By Jason Purviance
Data security should be a primary focus of a tool used to collect data from mobile devices for eDiscovery or investigations. A security protocol based on a security and privacy framework helps provide assurances. Client data must be protected by implementing multiple levels of security, including but not limited to encryption and consistent updates to data protections to address constantly emerging attack vectors. This blog reviews and explains the security features and activities to look for when selecting smartphone software.
If the application runs in the cloud, the cloud data center used by the mobile device collection tool should meet or exceed the certification requirements of the most-requested certifications, such as ISO27001, PCI, SOC, etc. The tool should, at minimum, follow best practices aligned with ISO27001:2013 (now:2022), ensuring operations comply with this standard.
Third-party organizations must verify these certifications. In addition, they should perform penetration tests annually (at the least) to ensure that security protocols keep up with the changing risk landscape.
International Access Policies
The tool should use the International Traffic in Arms Regulations (ITAR) policies set by the US Department of State. ITAR policies are designed to control the export and import of defense-related items, services, and technical data from and to the United States to safeguard US national security and foreign policy interests. These international access policies should automatically restrict access from bad actors and countries deemed high-risk by the US Department of State.
Business Continuity & Disaster Recovery
The framework should be built on a redundant, scalable global infrastructure such as AWS. To proactively prepare for a disaster or cyber-attack, the tool must maintain backups and data versioning, making it possible to revert to a point in time as part of the incident response activities. Additionally, you should be able to request a purge of specified data sets from data stored with the tool or infrastructure.

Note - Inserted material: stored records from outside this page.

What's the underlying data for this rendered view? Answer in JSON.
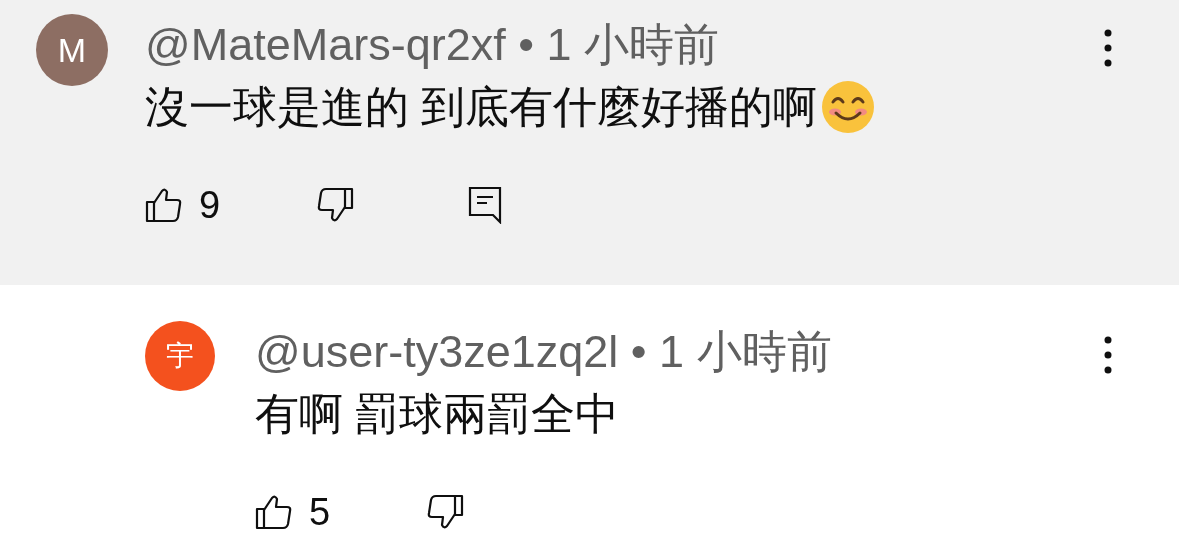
{
  "comments": [
    {
      "avatar": {
        "letter": "M",
        "color": "#8d6e63"
      },
      "author": "@MateMars-qr2xf",
      "time": "• 1 小時前",
      "text": "沒一球是進的 到底有什麼好播的啊",
      "emoji": true,
      "likes": "9",
      "highlighted": true,
      "reply_button": true,
      "is_reply": false
    },
    {
      "avatar": {
        "letter": "宇",
        "color": "#f4511e"
      },
      "author": "@user-ty3ze1zq2l",
      "time": "• 1 小時前",
      "text": "有啊 罰球兩罰全中",
      "emoji": false,
      "likes": "5",
      "highlighted": false,
      "reply_button": false,
      "is_reply": true
    }
  ]
}
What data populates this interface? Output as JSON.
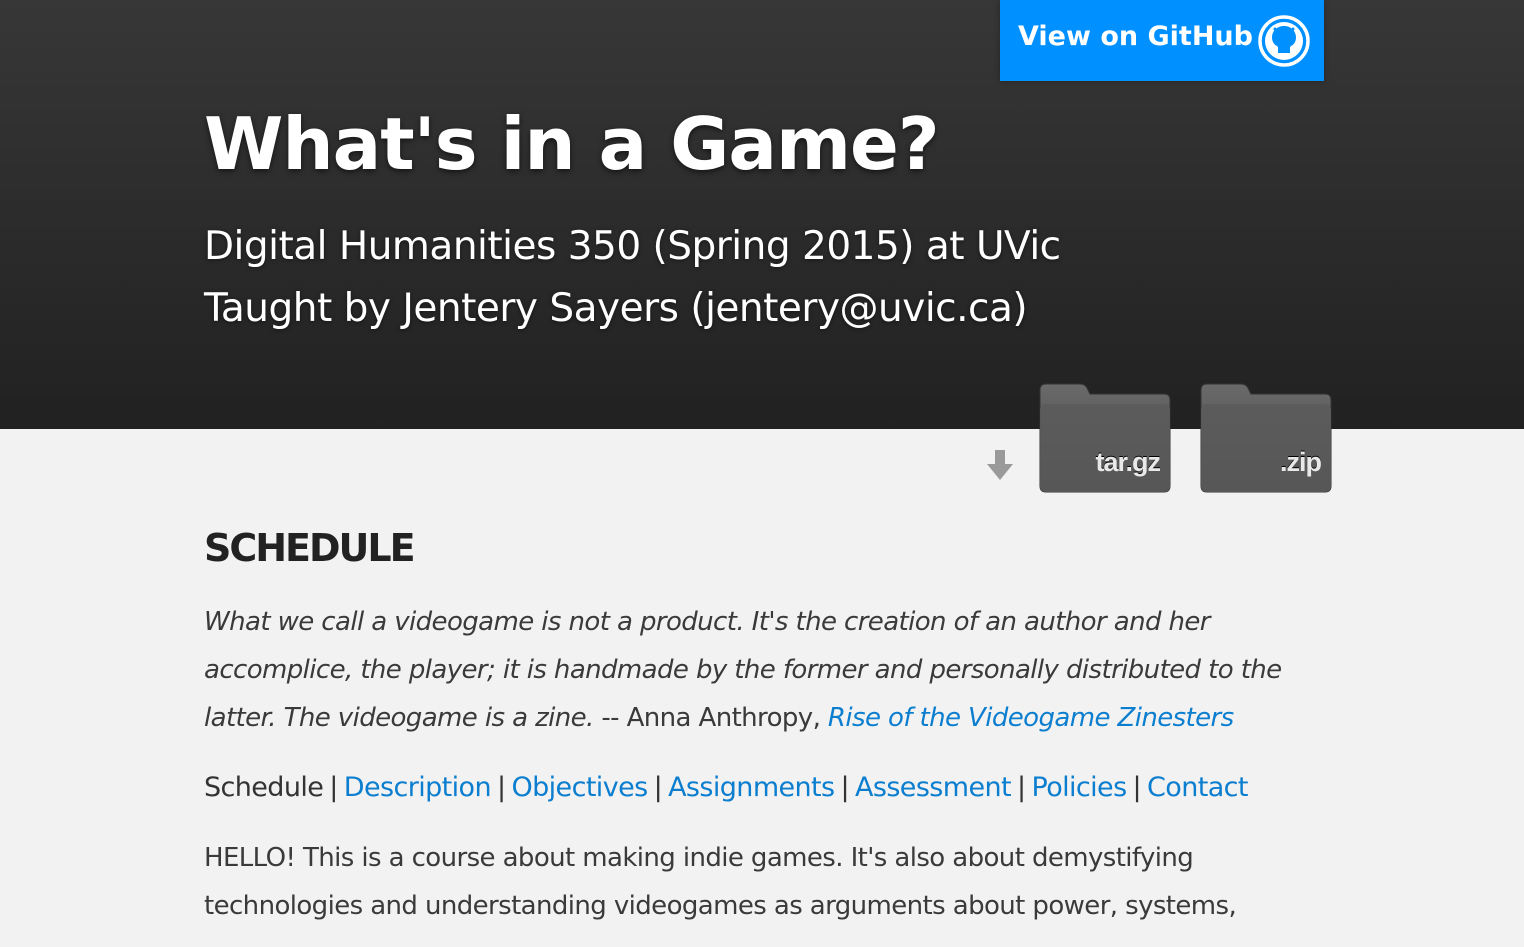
{
  "header": {
    "github_button_label": "View on GitHub",
    "github_icon": "github-octocat-icon",
    "title": "What's in a Game?",
    "subtitle_line1": "Digital Humanities 350 (Spring 2015) at UVic",
    "subtitle_line2": "Taught by Jentery Sayers (jentery@uvic.ca)"
  },
  "downloads": {
    "arrow_icon": "download-arrow-icon",
    "tar_label": "tar.gz",
    "zip_label": ".zip"
  },
  "main": {
    "heading": "SCHEDULE",
    "quote_text": "What we call a videogame is not a product. It's the creation of an author and her accomplice, the player; it is handmade by the former and personally distributed to the latter. The videogame is a zine.",
    "quote_attribution": " -- Anna Anthropy, ",
    "quote_link": "Rise of the Videogame Zinesters",
    "nav": {
      "current": "Schedule",
      "separator": "|",
      "links": [
        "Description",
        "Objectives",
        "Assignments",
        "Assessment",
        "Policies",
        "Contact"
      ]
    },
    "intro_text": "HELLO! This is a course about making indie games. It's also about demystifying technologies and understanding videogames as arguments about power, systems,"
  },
  "colors": {
    "header_top": "#373737",
    "header_bottom": "#212121",
    "github_button": "#0090ff",
    "link": "#0b7ecf",
    "page_bg": "#f2f2f2"
  }
}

And the provider must deliver a digitally signed affidavit to authenticate these activities.
User & Device Verification
The tool should also have internal policies requiring complex passwords to access internal corporate systems and devices and a regular update cadence. Look for a mobile device collection tool with technologies such as a “one-time-code” pairing process that simplifies the authentication of client devices to data relay.
Ensure that all data stored on the servers is encrypted at rest using the AES-256 encryption algorithm or equivalent. AES-256 is a robust encryption standard widely adopted by government agencies and security-conscious organizations. In addition to encryption at rest, this software should also encrypt data in transit to protect data as it moves between devices and servers. The framework must use at least industry-standard Transport Layer Security (TLS) to encrypt data in transit, protecting data from interception or tampering during transmission.
Internally, the software company should have corporate security policies and best practices in place. Each employee must review these annually and attest to their understanding. Additionally, the company should provide regular information security training or awareness opportunities for employees.
In conclusion, when choosing a mobile device collection tool for eDiscovery and investigations, look for a tool that has a security and privacy-driven framework. Qualifications, third-party testing, international access policies, business continuity and disaster recovery preparedness, user and device verification, data encryption, company policies, and data privacy are all key features to consider. Choose a tool that meets these and additional criteria to ensure a successful eDiscovery process.